Mastering Git: Essential Commands Every Intermediate IT Pro Should Know

Introduction: In the fast-paced world of IT, version control is a fundamental aspect of managing software projects efficiently. Git, the distributed version control system, has become an industry standard. If you’re an intermediate-level IT professional, enhancing your Git skills is crucial for streamlining collaboration and ensuring project success. In this blog post, we’ll explore must-know Git commands that will elevate your version control game.

  1. git clone: Git begins with cloning a repository. The git clone command allows you to create a local copy of a remote repository. Understanding this command is foundational for any IT professional working with Git.
  2. git branch: Efficient project management often involves working with multiple branches. The git branch command helps you create, list, or delete branches. Mastering branch management is crucial for parallel development and feature isolation.
  3. git checkout: Switching between branches is made possible by the git checkout command. This command is handy when you need to navigate between different versions of your project.
  4. git pull: Keeping your local copy up-to-date with the remote repository is essential. The git pull command fetches changes from the remote repository and merges them into your working directory.
  5. git push: Collaborating with a team involves sharing your changes. The git push command allows you to upload your local changes to the remote repository, making them accessible to your team.
  6. git merge: Merging branches is a common task in Git. The git merge command combines changes from different branches into the current branch, ensuring a smooth integration of features or bug fixes.
  7. git rebase: Unlike merge, git rebase allows you to integrate changes by moving or combining a sequence of commits. This command helps maintain a clean and linear project history.
  8. git log: Understanding the project’s history is crucial for effective troubleshooting and collaboration. The git log command provides a detailed history of commits, branches, and merges.
  9. git status: Always know the status of your working directory with git status. It shows which files are modified, which ones are staged, and whether your branch is up-to-date.
  10. git reset: The git reset command is a powerful tool for undoing changes. Whether you need to unstage files or completely discard changes, mastering this command is vital for maintaining a clean codebase.
  11. git stash: When you need to switch branches but have uncommitted changes, the git stash command comes to the rescue. It allows you to save your changes temporarily and switch to another branch.
  12. git fetch: Similar to git pull, the git fetch command retrieves changes from the remote repository. However, it doesn’t automatically merge them into your working directory, providing more control over when to integrate changes.
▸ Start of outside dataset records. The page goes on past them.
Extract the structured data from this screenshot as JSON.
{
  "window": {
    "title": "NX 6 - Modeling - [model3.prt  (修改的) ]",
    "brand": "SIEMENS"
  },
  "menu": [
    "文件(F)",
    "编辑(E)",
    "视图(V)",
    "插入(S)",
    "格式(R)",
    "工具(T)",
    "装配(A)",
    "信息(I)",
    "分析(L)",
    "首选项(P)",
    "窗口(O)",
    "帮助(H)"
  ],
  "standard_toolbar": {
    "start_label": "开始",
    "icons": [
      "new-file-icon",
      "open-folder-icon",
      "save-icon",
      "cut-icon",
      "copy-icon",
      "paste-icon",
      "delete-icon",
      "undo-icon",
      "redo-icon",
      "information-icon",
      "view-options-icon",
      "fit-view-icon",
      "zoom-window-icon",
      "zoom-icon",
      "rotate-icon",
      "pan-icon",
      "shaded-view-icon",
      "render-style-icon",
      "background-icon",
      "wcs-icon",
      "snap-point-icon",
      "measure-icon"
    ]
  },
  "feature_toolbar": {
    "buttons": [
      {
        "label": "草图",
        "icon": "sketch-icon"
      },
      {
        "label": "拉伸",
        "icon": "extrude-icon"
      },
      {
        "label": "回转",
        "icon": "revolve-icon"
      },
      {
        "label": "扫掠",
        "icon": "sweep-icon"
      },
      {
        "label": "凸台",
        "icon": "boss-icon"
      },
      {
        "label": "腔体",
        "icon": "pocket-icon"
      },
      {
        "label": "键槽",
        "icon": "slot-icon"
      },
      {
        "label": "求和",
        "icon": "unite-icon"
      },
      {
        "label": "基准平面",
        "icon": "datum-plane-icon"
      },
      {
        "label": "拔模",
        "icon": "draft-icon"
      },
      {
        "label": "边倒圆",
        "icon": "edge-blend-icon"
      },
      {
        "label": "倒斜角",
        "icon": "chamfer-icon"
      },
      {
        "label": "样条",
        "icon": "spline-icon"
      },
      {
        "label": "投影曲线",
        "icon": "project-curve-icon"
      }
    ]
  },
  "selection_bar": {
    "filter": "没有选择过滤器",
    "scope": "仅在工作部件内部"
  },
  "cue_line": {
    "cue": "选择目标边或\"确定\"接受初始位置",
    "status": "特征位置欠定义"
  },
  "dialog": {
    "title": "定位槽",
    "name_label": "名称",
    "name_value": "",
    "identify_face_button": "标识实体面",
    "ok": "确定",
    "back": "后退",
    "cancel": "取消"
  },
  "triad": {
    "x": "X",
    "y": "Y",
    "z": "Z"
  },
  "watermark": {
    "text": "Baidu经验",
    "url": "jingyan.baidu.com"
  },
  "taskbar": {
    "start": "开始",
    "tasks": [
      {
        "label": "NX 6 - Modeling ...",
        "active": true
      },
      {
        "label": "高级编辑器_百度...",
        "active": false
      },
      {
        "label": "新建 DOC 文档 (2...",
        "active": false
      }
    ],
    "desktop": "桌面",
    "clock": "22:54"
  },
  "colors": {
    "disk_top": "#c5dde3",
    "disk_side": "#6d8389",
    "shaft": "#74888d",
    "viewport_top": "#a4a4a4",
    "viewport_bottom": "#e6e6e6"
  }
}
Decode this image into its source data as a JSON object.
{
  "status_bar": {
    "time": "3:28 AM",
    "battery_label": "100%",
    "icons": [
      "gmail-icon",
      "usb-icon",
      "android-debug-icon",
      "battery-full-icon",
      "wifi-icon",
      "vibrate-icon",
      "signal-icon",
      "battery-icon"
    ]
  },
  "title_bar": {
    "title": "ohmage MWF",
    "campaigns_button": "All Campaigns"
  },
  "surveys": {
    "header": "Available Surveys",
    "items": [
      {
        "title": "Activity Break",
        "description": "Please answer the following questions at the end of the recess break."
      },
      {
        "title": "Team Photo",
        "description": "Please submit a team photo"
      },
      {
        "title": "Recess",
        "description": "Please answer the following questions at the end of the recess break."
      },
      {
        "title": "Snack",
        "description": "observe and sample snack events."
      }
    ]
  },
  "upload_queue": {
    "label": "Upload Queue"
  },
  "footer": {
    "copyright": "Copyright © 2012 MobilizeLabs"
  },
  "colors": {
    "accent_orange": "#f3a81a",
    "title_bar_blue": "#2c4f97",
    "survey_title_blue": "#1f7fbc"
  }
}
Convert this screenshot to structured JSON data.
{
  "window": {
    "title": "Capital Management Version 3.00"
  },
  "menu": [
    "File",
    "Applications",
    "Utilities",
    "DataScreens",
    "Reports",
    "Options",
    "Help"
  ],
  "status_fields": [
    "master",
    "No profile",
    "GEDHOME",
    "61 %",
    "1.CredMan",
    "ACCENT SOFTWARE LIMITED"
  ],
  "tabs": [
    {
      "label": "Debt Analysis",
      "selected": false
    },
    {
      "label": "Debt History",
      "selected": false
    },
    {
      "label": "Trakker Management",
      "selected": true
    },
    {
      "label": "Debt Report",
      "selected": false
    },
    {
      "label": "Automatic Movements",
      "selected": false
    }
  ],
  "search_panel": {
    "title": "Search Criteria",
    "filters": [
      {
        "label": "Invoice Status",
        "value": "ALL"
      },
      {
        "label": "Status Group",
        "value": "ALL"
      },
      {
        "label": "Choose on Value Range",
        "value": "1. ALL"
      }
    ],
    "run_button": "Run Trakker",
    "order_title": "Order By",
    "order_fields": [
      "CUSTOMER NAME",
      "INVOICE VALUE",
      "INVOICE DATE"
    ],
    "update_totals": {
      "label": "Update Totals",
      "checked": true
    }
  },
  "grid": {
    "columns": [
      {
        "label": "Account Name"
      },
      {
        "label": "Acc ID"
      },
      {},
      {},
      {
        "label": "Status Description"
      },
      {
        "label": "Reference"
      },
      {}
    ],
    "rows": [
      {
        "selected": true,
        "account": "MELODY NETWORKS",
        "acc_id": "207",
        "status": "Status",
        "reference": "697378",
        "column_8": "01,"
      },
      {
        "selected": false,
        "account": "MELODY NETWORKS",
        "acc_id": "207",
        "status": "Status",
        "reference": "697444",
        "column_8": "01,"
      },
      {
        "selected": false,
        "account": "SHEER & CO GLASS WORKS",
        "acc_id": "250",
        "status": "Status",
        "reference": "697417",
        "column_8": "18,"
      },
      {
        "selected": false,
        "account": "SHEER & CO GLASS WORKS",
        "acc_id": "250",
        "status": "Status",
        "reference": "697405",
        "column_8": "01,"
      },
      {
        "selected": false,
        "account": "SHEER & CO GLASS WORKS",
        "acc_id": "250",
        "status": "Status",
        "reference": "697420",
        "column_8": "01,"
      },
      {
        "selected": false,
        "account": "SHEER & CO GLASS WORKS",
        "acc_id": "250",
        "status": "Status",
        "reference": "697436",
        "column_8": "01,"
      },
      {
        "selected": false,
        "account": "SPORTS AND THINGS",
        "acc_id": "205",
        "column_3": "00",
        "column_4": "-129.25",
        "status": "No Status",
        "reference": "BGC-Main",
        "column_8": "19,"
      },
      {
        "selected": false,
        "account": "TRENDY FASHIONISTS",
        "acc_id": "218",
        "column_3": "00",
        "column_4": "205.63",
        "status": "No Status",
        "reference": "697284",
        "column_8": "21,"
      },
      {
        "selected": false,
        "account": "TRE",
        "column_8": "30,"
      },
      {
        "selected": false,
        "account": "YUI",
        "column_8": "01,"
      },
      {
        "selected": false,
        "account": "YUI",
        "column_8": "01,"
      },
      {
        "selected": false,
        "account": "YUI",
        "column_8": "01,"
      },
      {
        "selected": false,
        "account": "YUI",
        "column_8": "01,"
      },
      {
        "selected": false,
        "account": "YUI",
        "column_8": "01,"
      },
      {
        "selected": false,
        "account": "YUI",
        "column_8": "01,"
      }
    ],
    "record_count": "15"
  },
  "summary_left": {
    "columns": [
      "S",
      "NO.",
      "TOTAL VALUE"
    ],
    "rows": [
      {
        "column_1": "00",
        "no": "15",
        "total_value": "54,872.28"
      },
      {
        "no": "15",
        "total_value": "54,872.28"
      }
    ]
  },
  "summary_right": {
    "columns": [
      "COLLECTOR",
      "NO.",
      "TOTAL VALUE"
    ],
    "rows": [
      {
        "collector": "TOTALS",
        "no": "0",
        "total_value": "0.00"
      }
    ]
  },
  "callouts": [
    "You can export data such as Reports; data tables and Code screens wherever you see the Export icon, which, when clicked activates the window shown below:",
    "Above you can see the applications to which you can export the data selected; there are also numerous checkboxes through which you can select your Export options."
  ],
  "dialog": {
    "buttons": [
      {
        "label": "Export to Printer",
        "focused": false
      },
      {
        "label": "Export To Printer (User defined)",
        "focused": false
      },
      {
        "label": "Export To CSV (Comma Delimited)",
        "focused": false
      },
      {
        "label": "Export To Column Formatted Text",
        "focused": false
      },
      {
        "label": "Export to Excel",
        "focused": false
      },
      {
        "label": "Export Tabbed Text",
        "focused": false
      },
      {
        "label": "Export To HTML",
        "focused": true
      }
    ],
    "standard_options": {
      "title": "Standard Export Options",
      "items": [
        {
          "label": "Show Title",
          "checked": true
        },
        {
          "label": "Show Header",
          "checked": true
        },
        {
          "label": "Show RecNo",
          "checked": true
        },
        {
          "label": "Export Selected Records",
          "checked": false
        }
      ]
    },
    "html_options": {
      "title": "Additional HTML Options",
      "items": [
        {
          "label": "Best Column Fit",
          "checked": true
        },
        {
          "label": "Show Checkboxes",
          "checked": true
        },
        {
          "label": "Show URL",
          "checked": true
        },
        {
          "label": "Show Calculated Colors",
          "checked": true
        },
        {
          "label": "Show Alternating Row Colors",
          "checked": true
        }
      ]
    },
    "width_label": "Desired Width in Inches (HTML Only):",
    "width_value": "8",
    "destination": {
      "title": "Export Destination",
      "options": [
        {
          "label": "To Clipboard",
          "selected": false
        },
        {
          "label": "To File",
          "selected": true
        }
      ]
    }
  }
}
Conclusion: By mastering these essential Git commands, intermediate-level IT professionals can navigate the complexities of version control with confidence. Whether you’re collaborating with a team, managing branches, or troubleshooting, a solid understanding of these commands will empower you to streamline your workflow and contribute effectively to successful project outcomes. Keep practicing and experimenting to truly internalize these commands and take your Git skills to the next level.